Taking the soul blueprint of Ballaké's music, his younger contemporaries at this time followed with the additional influence of 70s Afropop and funk. Abdoulaye Cissé's 'Kodjougou' begins on a stomping riff like a more energised take on Bob Marley's 1973 'Get Up, Stand Up', with added psyche fuzz guitar soloing, rapid-fire trap work and menacingly urgent vocals, while the playful wah-funk of Compaoré Issouf's 'Dambakale', oozes a loose sensual swing, as the gently strained lead vocal is backed by a group of female singers on the knee-tremblingly seductive chorus. Mamo Lagbema's 'Love, Music and Dance' revels in a fun Zappa-like wildness.

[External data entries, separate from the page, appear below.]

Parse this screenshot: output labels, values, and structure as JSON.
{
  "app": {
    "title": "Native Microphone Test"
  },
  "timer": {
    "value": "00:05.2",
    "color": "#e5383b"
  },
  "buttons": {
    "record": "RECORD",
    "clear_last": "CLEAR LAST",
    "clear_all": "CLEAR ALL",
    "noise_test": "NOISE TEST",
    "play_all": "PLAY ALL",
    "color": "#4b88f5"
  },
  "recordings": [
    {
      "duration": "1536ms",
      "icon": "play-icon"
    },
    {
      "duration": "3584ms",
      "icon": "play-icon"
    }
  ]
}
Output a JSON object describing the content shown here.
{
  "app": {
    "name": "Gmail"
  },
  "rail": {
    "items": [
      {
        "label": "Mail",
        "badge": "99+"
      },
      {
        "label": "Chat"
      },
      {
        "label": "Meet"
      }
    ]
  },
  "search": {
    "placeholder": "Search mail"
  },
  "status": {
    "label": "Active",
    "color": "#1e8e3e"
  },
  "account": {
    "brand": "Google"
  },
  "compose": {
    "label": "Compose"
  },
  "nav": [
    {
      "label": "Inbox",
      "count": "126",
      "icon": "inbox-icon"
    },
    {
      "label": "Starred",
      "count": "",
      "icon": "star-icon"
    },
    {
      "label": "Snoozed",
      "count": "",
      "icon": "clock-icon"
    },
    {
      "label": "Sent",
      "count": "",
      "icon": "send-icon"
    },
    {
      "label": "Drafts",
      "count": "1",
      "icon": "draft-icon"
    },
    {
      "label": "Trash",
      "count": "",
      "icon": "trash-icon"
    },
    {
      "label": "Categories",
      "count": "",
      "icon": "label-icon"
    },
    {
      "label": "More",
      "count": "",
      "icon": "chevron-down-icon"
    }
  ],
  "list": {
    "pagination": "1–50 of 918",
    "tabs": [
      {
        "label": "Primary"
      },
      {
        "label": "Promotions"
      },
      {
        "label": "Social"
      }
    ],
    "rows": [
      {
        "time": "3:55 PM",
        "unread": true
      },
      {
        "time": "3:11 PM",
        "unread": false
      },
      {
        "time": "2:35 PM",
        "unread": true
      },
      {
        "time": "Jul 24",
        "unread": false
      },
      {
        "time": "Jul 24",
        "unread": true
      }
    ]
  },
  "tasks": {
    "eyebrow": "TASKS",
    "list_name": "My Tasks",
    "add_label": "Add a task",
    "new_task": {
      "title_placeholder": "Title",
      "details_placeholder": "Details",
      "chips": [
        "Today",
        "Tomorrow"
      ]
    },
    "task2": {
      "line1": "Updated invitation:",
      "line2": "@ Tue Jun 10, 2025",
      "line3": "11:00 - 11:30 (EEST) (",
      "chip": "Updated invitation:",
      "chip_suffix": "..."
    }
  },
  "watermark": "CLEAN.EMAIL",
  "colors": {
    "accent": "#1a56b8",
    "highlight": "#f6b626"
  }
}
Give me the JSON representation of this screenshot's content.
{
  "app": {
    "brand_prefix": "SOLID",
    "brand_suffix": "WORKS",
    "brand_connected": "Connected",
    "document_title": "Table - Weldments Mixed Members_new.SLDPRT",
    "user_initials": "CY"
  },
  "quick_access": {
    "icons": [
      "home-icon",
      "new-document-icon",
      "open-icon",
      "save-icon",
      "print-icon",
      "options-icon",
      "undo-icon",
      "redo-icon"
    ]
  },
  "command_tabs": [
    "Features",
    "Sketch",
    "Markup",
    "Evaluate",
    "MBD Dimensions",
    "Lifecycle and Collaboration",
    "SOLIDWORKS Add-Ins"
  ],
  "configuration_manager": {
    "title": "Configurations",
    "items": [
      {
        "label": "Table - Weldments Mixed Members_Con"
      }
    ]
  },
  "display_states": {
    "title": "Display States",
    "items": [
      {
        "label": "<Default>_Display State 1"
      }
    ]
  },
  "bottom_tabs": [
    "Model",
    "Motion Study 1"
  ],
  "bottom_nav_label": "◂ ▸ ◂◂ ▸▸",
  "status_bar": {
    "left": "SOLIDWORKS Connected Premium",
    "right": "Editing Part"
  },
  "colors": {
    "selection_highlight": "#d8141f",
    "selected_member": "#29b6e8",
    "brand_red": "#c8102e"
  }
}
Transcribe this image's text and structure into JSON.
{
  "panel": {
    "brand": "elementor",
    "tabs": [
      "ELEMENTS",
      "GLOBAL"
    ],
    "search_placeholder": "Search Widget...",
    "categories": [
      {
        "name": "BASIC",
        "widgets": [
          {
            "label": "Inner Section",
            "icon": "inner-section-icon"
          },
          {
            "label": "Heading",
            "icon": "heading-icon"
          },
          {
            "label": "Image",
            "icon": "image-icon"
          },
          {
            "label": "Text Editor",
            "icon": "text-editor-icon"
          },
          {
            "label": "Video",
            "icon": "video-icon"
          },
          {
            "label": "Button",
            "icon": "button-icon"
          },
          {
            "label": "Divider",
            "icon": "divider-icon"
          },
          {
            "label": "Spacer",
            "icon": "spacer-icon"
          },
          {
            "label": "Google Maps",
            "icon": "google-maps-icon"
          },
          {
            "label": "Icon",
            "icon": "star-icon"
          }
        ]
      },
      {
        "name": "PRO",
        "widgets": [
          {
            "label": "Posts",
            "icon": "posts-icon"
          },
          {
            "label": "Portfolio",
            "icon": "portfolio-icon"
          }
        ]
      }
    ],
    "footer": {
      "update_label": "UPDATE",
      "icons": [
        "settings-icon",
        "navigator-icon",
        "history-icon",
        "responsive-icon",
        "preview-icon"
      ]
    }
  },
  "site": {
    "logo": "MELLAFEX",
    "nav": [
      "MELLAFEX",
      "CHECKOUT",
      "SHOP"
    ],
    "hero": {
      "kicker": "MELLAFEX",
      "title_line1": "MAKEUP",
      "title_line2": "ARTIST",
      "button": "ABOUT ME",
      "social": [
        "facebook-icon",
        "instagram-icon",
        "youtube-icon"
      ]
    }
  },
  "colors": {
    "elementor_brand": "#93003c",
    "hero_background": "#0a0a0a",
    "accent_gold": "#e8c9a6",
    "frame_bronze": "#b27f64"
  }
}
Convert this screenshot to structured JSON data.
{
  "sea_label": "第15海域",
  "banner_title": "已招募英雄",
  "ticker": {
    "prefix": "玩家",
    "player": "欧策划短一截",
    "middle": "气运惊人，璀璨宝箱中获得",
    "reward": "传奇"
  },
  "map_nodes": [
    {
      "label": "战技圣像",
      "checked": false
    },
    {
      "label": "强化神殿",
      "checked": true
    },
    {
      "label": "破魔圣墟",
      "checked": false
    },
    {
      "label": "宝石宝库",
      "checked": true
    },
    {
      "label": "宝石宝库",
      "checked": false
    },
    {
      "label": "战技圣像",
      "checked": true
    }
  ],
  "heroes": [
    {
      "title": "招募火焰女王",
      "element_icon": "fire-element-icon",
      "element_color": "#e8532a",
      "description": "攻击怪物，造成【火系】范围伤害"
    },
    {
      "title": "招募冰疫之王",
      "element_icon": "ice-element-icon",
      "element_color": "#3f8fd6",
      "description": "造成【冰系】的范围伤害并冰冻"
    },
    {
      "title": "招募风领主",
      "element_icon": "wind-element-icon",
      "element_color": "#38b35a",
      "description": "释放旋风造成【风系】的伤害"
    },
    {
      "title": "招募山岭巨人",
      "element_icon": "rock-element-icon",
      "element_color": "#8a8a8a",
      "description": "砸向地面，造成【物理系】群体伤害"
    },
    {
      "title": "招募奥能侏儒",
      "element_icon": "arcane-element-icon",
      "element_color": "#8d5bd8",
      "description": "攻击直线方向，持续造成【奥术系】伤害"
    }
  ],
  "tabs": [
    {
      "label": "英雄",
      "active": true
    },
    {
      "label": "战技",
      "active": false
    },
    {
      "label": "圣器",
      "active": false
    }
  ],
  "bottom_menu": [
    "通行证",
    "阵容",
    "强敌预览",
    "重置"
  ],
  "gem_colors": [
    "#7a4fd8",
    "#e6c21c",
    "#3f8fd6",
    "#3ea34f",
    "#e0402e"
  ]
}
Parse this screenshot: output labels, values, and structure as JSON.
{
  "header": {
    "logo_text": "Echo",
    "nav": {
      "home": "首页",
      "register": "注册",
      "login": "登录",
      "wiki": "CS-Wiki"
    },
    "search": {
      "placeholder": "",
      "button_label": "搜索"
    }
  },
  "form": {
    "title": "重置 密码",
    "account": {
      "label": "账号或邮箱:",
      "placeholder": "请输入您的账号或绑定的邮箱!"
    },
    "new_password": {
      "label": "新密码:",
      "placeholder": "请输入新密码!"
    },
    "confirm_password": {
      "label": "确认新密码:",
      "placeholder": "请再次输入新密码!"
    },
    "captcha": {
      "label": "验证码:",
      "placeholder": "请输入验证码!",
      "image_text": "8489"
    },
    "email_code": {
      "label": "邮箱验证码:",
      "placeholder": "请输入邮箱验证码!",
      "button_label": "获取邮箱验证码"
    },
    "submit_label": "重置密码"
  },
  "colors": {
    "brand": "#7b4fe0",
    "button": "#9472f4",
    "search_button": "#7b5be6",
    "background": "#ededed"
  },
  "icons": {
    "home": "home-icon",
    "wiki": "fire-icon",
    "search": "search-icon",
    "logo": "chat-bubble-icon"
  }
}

And an undeniably James Brown-styled wail leads into the shoulder shaking shimmy of Afro Soul System's 'Tink Tank', like Fela Kuti, using Pidgin English so the message could be understood by a wider multilingual audience, as the music builds up layer upon layer of polyrhythmic interplay to the endless heavy groove.

The re-discovery of these timeless “raw sounds” offers a tantalising glimpse into this vibrant scene, and a wider exploration into the back catalogues of the artists on Bambara Mystic Soul would certainly be welcome. It will be interesting to see what treats Analog Africa has in store next. For now, surrendering to the magic of this potent African mix as it casts a spell on the soul is just fine.